◆ Task goal ◆
Give the number of lines in the data that hold the word "icon", and nothing else.
(Beginning of Material to process)
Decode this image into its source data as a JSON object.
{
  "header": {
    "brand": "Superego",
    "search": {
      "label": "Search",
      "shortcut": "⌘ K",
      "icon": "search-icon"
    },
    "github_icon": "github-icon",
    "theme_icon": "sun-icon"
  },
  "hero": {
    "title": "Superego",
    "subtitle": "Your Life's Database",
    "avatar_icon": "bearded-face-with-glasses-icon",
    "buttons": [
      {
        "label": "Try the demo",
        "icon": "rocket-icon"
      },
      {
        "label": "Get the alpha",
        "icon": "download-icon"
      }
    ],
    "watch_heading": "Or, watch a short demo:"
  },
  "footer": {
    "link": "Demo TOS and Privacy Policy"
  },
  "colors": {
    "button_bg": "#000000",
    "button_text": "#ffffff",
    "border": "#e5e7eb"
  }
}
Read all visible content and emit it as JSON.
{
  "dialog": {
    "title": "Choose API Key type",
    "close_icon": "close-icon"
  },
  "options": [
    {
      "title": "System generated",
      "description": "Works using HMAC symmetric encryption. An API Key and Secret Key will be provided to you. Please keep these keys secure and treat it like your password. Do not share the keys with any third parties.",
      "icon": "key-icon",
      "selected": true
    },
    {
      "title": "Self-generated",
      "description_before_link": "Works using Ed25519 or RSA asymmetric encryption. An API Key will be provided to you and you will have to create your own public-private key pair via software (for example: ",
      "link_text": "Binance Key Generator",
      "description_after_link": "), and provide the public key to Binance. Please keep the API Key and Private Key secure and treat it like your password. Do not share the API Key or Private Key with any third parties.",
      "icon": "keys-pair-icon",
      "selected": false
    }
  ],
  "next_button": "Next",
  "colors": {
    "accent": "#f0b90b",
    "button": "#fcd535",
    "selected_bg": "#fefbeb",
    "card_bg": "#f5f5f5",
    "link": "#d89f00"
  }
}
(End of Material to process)
◆ Response to this exercise ◆
9